-- Material for this task --

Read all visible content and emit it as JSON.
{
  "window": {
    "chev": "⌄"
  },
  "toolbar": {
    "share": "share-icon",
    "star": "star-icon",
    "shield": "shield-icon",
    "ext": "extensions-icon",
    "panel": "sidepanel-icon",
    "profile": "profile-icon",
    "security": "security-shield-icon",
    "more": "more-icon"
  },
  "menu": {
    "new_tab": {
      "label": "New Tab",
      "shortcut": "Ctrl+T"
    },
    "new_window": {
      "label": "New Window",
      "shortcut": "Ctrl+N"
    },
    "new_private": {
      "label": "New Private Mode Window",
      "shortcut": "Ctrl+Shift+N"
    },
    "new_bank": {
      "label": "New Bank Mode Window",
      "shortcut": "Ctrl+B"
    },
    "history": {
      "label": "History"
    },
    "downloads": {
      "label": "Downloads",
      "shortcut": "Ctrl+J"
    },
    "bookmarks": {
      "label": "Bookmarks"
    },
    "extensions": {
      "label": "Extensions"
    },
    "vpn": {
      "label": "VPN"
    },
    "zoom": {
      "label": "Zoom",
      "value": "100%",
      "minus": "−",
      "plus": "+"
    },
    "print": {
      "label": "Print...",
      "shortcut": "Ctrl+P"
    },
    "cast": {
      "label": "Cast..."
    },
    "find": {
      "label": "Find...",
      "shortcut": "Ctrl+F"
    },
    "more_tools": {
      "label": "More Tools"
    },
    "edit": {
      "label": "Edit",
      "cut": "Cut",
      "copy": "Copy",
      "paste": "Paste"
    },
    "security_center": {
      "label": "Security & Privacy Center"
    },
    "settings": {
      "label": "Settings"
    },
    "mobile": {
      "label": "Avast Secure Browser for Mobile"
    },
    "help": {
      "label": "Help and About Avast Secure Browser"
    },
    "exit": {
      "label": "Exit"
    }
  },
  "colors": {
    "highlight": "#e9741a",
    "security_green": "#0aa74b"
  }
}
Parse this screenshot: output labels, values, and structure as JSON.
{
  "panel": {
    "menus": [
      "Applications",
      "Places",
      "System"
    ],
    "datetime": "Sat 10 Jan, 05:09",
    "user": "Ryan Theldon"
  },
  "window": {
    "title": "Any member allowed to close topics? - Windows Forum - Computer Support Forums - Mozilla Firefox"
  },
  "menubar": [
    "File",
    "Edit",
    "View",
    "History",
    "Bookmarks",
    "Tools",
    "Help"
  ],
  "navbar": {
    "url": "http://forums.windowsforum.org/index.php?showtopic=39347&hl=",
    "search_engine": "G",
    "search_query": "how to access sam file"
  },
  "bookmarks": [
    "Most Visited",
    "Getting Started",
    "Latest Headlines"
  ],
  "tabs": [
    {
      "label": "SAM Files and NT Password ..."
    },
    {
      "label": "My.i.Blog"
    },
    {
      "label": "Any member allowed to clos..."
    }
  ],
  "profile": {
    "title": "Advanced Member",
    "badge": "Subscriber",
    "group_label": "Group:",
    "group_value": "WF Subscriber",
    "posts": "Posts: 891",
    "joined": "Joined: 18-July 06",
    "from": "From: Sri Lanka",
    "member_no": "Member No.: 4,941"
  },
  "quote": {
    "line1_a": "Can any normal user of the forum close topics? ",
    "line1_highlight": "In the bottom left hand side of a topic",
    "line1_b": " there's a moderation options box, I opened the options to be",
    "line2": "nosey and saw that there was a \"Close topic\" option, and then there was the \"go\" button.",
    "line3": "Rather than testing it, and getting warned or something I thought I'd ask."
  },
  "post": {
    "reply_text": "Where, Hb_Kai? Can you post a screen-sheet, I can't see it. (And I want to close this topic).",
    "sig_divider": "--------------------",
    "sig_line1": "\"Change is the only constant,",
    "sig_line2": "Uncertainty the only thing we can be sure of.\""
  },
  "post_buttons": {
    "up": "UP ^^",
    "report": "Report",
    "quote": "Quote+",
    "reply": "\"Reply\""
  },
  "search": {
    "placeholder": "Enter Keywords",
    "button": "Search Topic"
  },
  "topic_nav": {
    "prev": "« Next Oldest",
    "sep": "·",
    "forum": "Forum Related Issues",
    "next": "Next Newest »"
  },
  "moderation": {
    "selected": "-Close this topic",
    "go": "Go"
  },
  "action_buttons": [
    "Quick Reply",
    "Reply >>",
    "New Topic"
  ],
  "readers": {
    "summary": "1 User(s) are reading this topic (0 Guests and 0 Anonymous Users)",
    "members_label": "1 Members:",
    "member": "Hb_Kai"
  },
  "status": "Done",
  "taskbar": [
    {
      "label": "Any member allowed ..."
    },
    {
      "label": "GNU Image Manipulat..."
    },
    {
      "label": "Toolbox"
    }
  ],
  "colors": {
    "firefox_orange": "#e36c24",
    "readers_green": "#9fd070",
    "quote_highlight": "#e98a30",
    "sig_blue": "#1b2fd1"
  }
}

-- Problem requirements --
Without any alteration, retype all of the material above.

-- Answer to this task --
Read all visible content and emit it as JSON.
{
  "window": {
    "chev": "⌄"
  },
  "toolbar": {
    "share": "share-icon",
    "star": "star-icon",
    "shield": "shield-icon",
    "ext": "extensions-icon",
    "panel": "sidepanel-icon",
    "profile": "profile-icon",
    "security": "security-shield-icon",
    "more": "more-icon"
  },
  "menu": {
    "new_tab": {
      "label": "New Tab",
      "shortcut": "Ctrl+T"
    },
    "new_window": {
      "label": "New Window",
      "shortcut": "Ctrl+N"
    },
    "new_private": {
      "label": "New Private Mode Window",
      "shortcut": "Ctrl+Shift+N"
    },
    "new_bank": {
      "label": "New Bank Mode Window",
      "shortcut": "Ctrl+B"
    },
    "history": {
      "label": "History"
    },
    "downloads": {
      "label": "Downloads",
      "shortcut": "Ctrl+J"
    },
    "bookmarks": {
      "label": "Bookmarks"
    },
    "extensions": {
      "label": "Extensions"
    },
    "vpn": {
      "label": "VPN"
    },
    "zoom": {
      "label": "Zoom",
      "value": "100%",
      "minus": "−",
      "plus": "+"
    },
    "print": {
      "label": "Print...",
      "shortcut": "Ctrl+P"
    },
    "cast": {
      "label": "Cast..."
    },
    "find": {
      "label": "Find...",
      "shortcut": "Ctrl+F"
    },
    "more_tools": {
      "label": "More Tools"
    },
    "edit": {
      "label": "Edit",
      "cut": "Cut",
      "copy": "Copy",
      "paste": "Paste"
    },
    "security_center": {
      "label": "Security & Privacy Center"
    },
    "settings": {
      "label": "Settings"
    },
    "mobile": {
      "label": "Avast Secure Browser for Mobile"
    },
    "help": {
      "label": "Help and About Avast Secure Browser"
    },
    "exit": {
      "label": "Exit"
    }
  },
  "colors": {
    "highlight": "#e9741a",
    "security_green": "#0aa74b"
  }
}
Parse this screenshot: output labels, values, and structure as JSON.
{
  "panel": {
    "menus": [
      "Applications",
      "Places",
      "System"
    ],
    "datetime": "Sat 10 Jan, 05:09",
    "user": "Ryan Theldon"
  },
  "window": {
    "title": "Any member allowed to close topics? - Windows Forum - Computer Support Forums - Mozilla Firefox"
  },
  "menubar": [
    "File",
    "Edit",
    "View",
    "History",
    "Bookmarks",
    "Tools",
    "Help"
  ],
  "navbar": {
    "url": "http://forums.windowsforum.org/index.php?showtopic=39347&hl=",
    "search_engine": "G",
    "search_query": "how to access sam file"
  },
  "bookmarks": [
    "Most Visited",
    "Getting Started",
    "Latest Headlines"
  ],
  "tabs": [
    {
      "label": "SAM Files and NT Password ..."
    },
    {
      "label": "My.i.Blog"
    },
    {
      "label": "Any member allowed to clos..."
    }
  ],
  "profile": {
    "title": "Advanced Member",
    "badge": "Subscriber",
    "group_label": "Group:",
    "group_value": "WF Subscriber",
    "posts": "Posts: 891",
    "joined": "Joined: 18-July 06",
    "from": "From: Sri Lanka",
    "member_no": "Member No.: 4,941"
  },
  "quote": {
    "line1_a": "Can any normal user of the forum close topics? ",
    "line1_highlight": "In the bottom left hand side of a topic",
    "line1_b": " there's a moderation options box, I opened the options to be",
    "line2": "nosey and saw that there was a \"Close topic\" option, and then there was the \"go\" button.",
    "line3": "Rather than testing it, and getting warned or something I thought I'd ask."
  },
  "post": {
    "reply_text": "Where, Hb_Kai? Can you post a screen-sheet, I can't see it. (And I want to close this topic).",
    "sig_divider": "--------------------",
    "sig_line1": "\"Change is the only constant,",
    "sig_line2": "Uncertainty the only thing we can be sure of.\""
  },
  "post_buttons": {
    "up": "UP ^^",
    "report": "Report",
    "quote": "Quote+",
    "reply": "\"Reply\""
  },
  "search": {
    "placeholder": "Enter Keywords",
    "button": "Search Topic"
  },
  "topic_nav": {
    "prev": "« Next Oldest",
    "sep": "·",
    "forum": "Forum Related Issues",
    "next": "Next Newest »"
  },
  "moderation": {
    "selected": "-Close this topic",
    "go": "Go"
  },
  "action_buttons": [
    "Quick Reply",
    "Reply >>",
    "New Topic"
  ],
  "readers": {
    "summary": "1 User(s) are reading this topic (0 Guests and 0 Anonymous Users)",
    "members_label": "1 Members:",
    "member": "Hb_Kai"
  },
  "status": "Done",
  "taskbar": [
    {
      "label": "Any member allowed ..."
    },
    {
      "label": "GNU Image Manipulat..."
    },
    {
      "label": "Toolbox"
    }
  ],
  "colors": {
    "firefox_orange": "#e36c24",
    "readers_green": "#9fd070",
    "quote_highlight": "#e98a30",
    "sig_blue": "#1b2fd1"
  }
}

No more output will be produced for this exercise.